In Berlin, the physicist has an X-terminal device running some X-server software that is providing a graphical display capability to remote applications. The X-server software has a framebuffer that talks to the specific device driver for the specific hardware. And the X-server software speaks the X protocol. So the layers might be graphical device->device driver->frame buffer->X server->X protocol.
Then, in Switzerland, the application connects to a display using the X protocol and sends graphic display commands like "draw rectangle" or "alpha blend". The application probably uses a high level graphical library and that library will likely, in turn, be based on a lower level library. For instance the application may be written in Python using the WxWidget toolkit which is built on top of GTK which uses a library called Cairo for core graphical drawing commands. There may also be OPENGL also on top of Cairo. The layers might be like this: WxWidgets->GTK->Cairo->X Toolkit->X protocol. Clearly it is the protocol in the middle that connects things, and since Linux also supports UNIX sockets, a completely internal transport for data, these two types of things can run on one machine if you want to.
X refers to the protocol and anything fundamental to the architecture such as the X-server that runs the graphical display, pointing device and keyboard.
GTK and QT are two general purpose GUI libraries that support windows, dialogs, buttons, etc.
GNOME and KDE are two desktop environments that manage the windows on the graphical desktop, provide useful applets and thingies like button bars. They also allow multiple applications to communicate through the X-server (X-terminal device) even if the apps are running on different remote computers. For instance copy and paste is a form of interapplication communication.
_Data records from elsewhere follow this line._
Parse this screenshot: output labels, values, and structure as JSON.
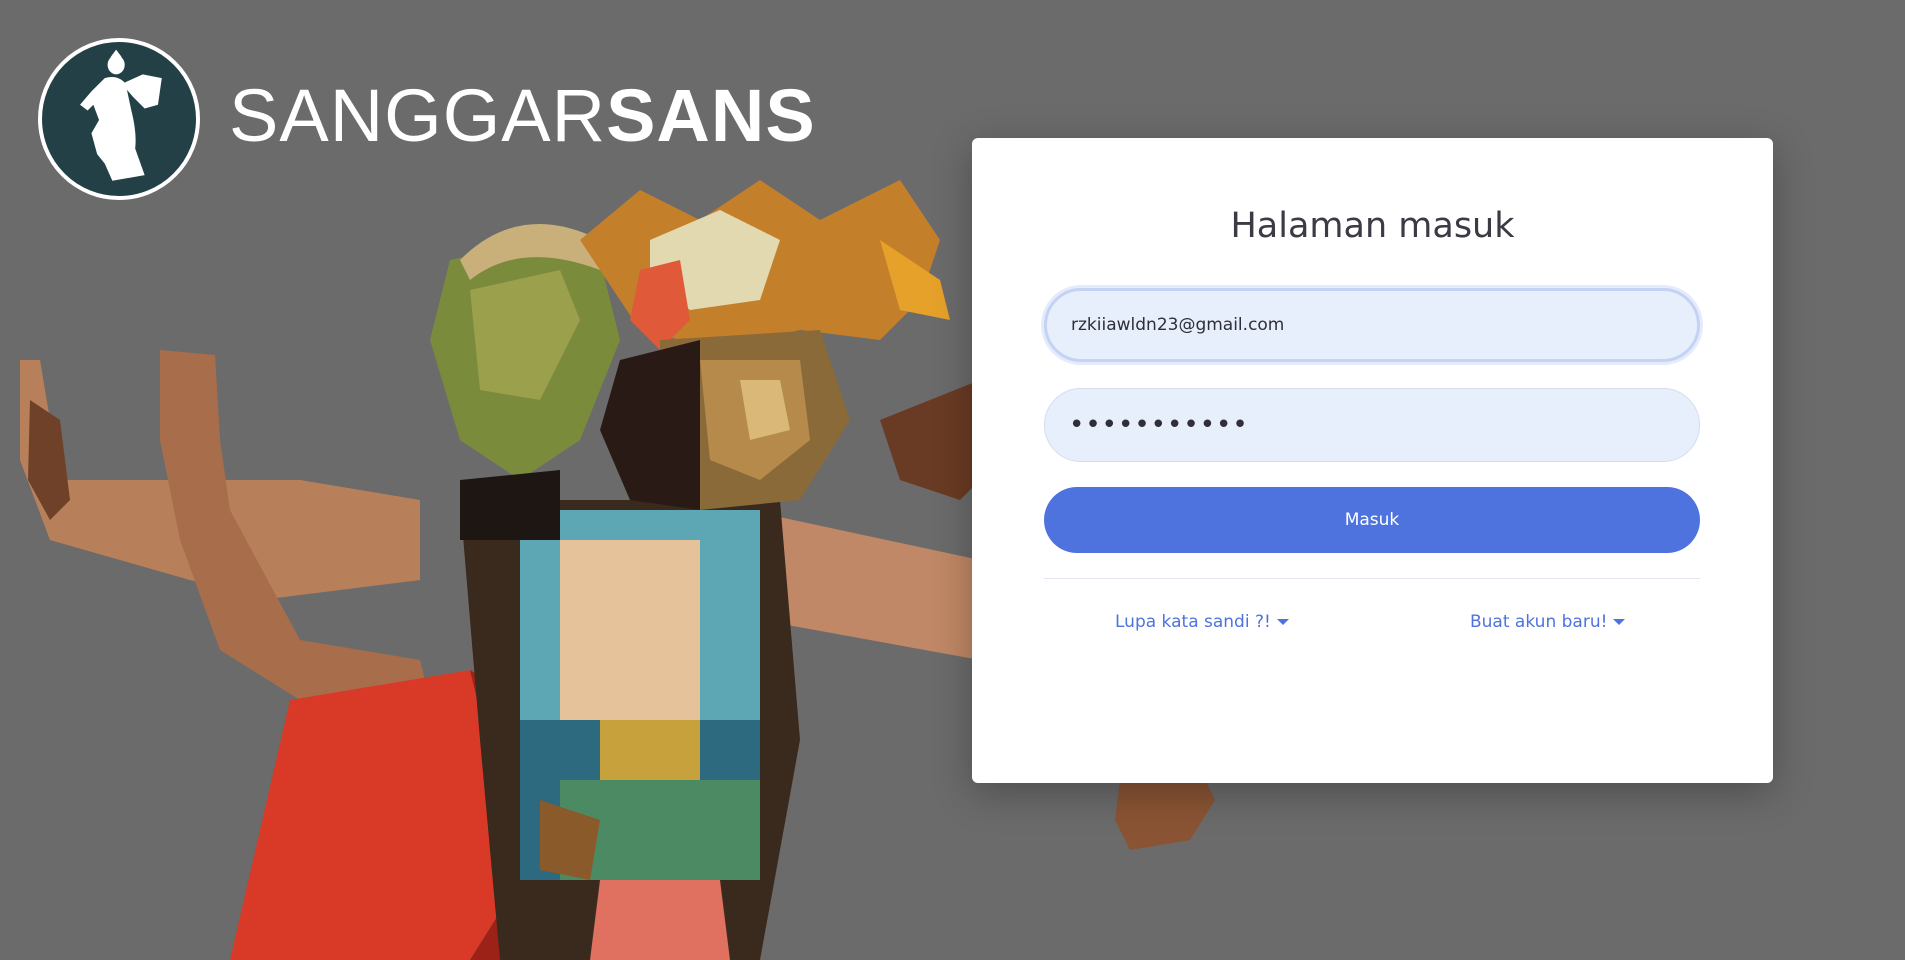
{
  "brand": {
    "name_light": "SANGGAR",
    "name_bold": "SANS"
  },
  "login": {
    "title": "Halaman masuk",
    "email_value": "rzkiiawldn23@gmail.com",
    "password_value": "•••••••••••",
    "submit_label": "Masuk",
    "forgot_label": "Lupa kata sandi ?!",
    "register_label": "Buat akun baru!"
  },
  "colors": {
    "background": "#6b6b6b",
    "card": "#ffffff",
    "primary": "#4e73df",
    "input_bg": "#e8effc",
    "logo_bg": "#234046"
  },
  "icons": {
    "logo": "dancer-silhouette-icon",
    "dropdown": "caret-down-icon"
  }
}
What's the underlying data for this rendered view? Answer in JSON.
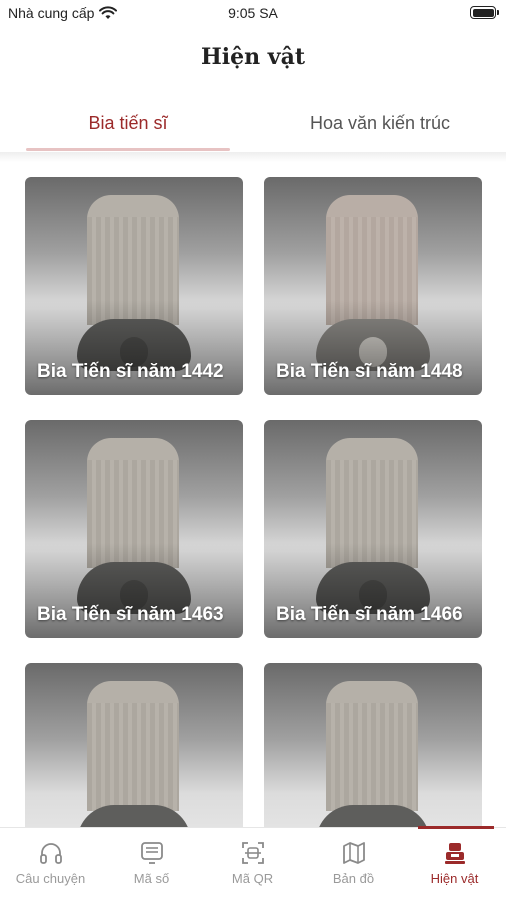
{
  "status_bar": {
    "carrier": "Nhà cung cấp",
    "time": "9:05 SA",
    "wifi_icon": "wifi-icon",
    "battery_icon": "battery-icon"
  },
  "header": {
    "title": "Hiện vật"
  },
  "tabs": [
    {
      "label": "Bia tiến sĩ",
      "active": true
    },
    {
      "label": "Hoa văn kiến trúc",
      "active": false
    }
  ],
  "cards": [
    {
      "label": "Bia Tiến sĩ năm 1442"
    },
    {
      "label": "Bia Tiến sĩ năm 1448"
    },
    {
      "label": "Bia Tiến sĩ năm 1463"
    },
    {
      "label": "Bia Tiến sĩ năm 1466"
    },
    {
      "label": ""
    },
    {
      "label": ""
    }
  ],
  "bottom_nav": [
    {
      "label": "Câu chuyện",
      "icon": "headphones-icon",
      "active": false
    },
    {
      "label": "Mã số",
      "icon": "keypad-icon",
      "active": false
    },
    {
      "label": "Mã QR",
      "icon": "qr-scan-icon",
      "active": false
    },
    {
      "label": "Bản đồ",
      "icon": "map-icon",
      "active": false
    },
    {
      "label": "Hiện vật",
      "icon": "artifact-icon",
      "active": true
    }
  ],
  "colors": {
    "accent": "#9b2a2a",
    "tab_underline": "#e7c3c3",
    "inactive_text": "#9a9a9a"
  }
}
GNOME is built on top of GTK. KDE is build on top of QT. And it is possible to run GNOME apps on a KDE desktop or KDE apps on a GNOME desktop because they all work with the same underlying X-protocol.
Linux on desktop and some servers is still all X and frame buffer graphics. Under X window -It comes GTK+ and Qt, YES BOTH uses X system, again there are lot of desktop environments - Gnome, KDE uses X display and their shells, etc.
Btw, There was a recent video from linux conf (http://blip.tv/file/4693305/). Keith Packard from Intel spoken about X and GL* It was interesting.